I concentrated on my strokes and breathing – to make them regular and not panicky (the new goggles were cracking) – that seemed to work because suddenly I remember swimming towards the ramp. I could see Fred and Kevin who had completed their race, in transition area by the ramp, filming the swim, but did notice that Fred was pointing the camera at the back of the group, not at me at all. I was sure he would see me when I got out of the water but, no, I had to shout at them! I must have done better than he thought I was going to!
By now I was really up for it – it must have been adrenaline taking over – I sprinted to my transition area, having waved to my supporters who were whooping and clapping – it felt great! I took my time to get my wetsuit off and socks and trainers on – my feet were wet and freezing inside my trainers but was sure they would warm on the cycle (how wrong was I?). All of me was really cold – parts off my anatomy were like schammel nuts – a look that didn’t go unnoticed by the marshals when I arrived at the line to start the bike leg.

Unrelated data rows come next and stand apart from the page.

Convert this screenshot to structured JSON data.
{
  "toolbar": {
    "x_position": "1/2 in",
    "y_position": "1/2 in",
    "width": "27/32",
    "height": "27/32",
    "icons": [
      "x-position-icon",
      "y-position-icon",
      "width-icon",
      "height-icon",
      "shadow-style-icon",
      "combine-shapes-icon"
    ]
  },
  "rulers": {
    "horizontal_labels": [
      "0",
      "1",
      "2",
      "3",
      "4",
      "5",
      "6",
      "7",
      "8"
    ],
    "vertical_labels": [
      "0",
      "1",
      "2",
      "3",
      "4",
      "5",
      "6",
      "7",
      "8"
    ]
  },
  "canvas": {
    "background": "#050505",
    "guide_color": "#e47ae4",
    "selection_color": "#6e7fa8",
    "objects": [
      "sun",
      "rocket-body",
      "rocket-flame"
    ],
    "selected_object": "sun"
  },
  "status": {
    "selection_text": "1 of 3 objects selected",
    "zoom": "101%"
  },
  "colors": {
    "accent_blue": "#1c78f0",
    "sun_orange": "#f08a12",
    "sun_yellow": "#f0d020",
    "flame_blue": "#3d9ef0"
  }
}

I had a plan to cheer up the people who were supporting and bring a smile different from smiles produced by seeing a wobbly form on a bike with goose bumps the size of gooseberries. On the way by them, I dinged the bell on my bike which raised a laugh.
I had never used areobars before but thought I would give it a go – nothing to loose. If I came off I would just have to get back on and learn from the experience! Once I had got over the fact they had no chocolate in them, I found that using the areobars was really good and helped a lot. I passed quite a few girls on their bikes which lifted my spirits even further. I even managed a few encouraging comments to them on the way by – hark at her!! I really put my all into the bike and my legs were tired at the end of it.
I had no idea how I was doing but could see people behind me ……….for now!
As I dismounted my bike – my legs rebelled. My feet were completely numb and it was all I could do to walk to the transition area.
How was I going to run 5K now? Perhaps I could just leave it at that but no, that would be admitting defeat – never!
I half walked half jogged to the start of the run, taking some fluids on-board – I was as really thirsty. I was still very cold, my feet and hands had gone numb and turned blue.
Mr Reynard would have been proud of the diagnosis of his syndrome in my case – I suffer quite badly and have learned to take the medication necessary for blood flow to the extremities despite abhorring any form of medication – if it was to sort it I will just have to take it next time.
My supporters were brilliant and encouraging but it was me that had to do it – I kept telling myself I would warm up, I never did. I tried to disconnect my body and the pain from what was happening by remembering a lovely evening when a friend and I had run around the Lake recently in warm sunshine. I cannot express how bad I felt at this stage and how everything hurt so much – every time the girls ran passed me they would have an encouraging word and the supporters were brilliant running alongside me towards the end in moments of despair. I cannot tell you how much I hate running.
As I approached the finish line , Fred shouted for me to sprint finish. If I had any breath or energy left in my body, there would have been an opportunity for me to commit a serious offence and be sent away for many years.
I cannot tell you how good it felt going over the line and getting a congratulatory kiss from Fred.
To make up for all the suffering I had gone through and Fred knew I had suffered – he had booked me in for a massage – wow! It was fantastic and I am sure I would have not been able to walk the next day had I not had the massage. I joked and laughed with the masseurs, something about my number being 609 which Fred liked.
After that Fred and I headed off to the pub were I was sure there was to be a post race party.
Another story really………………………………it was a party of two – even better!
I am definitely up for some more – if I could run, I would be dangerous!!